THE CHESTERFIELD LETTERS.* a Letters Written by Lord Chesterfield to his Son. Edited, with occasional elucidatory notes, translations of all the Latin, French, and Italian...

Page 16


The Spectator

THIS is by no means so pleasant a book as its predecessor. It gives a lively account of an interesting journey, it is true, but it is inferior in style to Try Lapland, and...

Page 17


The Spectator

Ix one sense this is an old book in a new shape, and yet it is a production which deserves the title of novelty. In the cheerless season of despondency and reaction that...


The Spectator

this one-volumed novel, published in accordance with Mr. Tinsley's very wholesome one-volumed system, which will attract many quiet readers. It is mainly due to the truth of...

Page 19


The Spectator

IT is generally a good omen when a novel is built, as it were, on a foundation of graver work. When we saw that the author of the story before us was also the writer of one of...

Page 21

MR. AND MRS. FAWCETT'S ESSAYS.* IN the preface to this

The Spectator

book, Mr. Fawcett tells us that its contents may be ranged under three heads,—economy, education, and politics. Taking this as a tolerably correct description, we may remark...

Page 22


The Spectator

Latin Prose Exercises. By R. Prowde Smith. (Rivington.)—Mr. Smith remarks with perfect truth in his preface that the principal diffi- culty that boys experience in elementary...

The Spoken Word ; or, the Art of Extemporary Speaking.

The Spectator

By the Rev. Thomas J. Potter (Dublin : M'Glashan and Gill).—The author of this book fills the office of "Professor of Sacred Eloquence " in a Roman Catholic College, and we may...

The Home Life of Jesus of Nazareth, by Rev. A.

The Spectator

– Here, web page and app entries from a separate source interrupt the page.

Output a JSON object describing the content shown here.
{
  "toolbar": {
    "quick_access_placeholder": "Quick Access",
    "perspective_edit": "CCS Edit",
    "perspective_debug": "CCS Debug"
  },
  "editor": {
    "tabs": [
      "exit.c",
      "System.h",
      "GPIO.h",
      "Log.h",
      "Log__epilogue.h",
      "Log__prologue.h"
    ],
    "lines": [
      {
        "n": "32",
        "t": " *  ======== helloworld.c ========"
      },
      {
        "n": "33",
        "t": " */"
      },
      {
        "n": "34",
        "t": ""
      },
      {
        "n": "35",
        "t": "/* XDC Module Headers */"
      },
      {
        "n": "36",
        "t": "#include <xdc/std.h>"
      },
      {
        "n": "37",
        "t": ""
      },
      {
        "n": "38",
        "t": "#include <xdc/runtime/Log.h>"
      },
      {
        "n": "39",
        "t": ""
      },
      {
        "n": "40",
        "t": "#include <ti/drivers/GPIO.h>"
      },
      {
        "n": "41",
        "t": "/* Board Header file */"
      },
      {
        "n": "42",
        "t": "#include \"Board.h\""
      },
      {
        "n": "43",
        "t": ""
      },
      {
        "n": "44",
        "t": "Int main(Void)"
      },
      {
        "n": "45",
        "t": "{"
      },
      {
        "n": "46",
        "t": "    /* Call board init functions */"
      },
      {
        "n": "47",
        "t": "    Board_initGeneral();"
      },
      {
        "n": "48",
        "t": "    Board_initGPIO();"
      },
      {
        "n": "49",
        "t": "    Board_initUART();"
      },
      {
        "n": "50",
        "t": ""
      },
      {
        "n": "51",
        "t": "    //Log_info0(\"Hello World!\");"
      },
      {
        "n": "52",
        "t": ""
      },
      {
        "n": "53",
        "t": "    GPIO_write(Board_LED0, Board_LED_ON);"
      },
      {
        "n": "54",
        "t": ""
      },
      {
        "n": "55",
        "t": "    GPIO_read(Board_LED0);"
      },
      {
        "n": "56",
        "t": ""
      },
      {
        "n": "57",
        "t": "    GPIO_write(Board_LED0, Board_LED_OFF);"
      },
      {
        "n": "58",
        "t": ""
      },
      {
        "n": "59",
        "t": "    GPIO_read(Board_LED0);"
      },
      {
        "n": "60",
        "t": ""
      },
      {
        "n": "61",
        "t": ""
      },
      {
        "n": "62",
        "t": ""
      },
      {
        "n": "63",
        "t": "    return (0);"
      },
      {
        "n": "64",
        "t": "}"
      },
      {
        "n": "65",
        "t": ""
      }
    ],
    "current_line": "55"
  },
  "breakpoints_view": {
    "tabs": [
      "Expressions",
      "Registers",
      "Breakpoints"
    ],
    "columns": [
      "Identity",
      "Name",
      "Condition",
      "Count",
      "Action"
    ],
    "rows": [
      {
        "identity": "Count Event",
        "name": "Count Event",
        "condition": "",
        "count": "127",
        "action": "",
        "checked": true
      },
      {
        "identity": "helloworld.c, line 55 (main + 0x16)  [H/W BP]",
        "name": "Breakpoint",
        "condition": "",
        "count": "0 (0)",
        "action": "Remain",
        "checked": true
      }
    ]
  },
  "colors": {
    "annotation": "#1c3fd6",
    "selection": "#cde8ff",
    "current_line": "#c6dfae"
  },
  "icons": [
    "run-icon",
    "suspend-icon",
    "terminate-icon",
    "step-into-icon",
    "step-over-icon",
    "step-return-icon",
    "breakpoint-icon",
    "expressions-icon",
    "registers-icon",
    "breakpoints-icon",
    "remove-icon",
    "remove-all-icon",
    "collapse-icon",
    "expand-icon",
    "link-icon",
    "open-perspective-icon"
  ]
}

Gurney (Rivingtons), consists—including also other sermons—of a number of discourses on the few notices of our Lord's early life which are found in the Gospels, drawing from...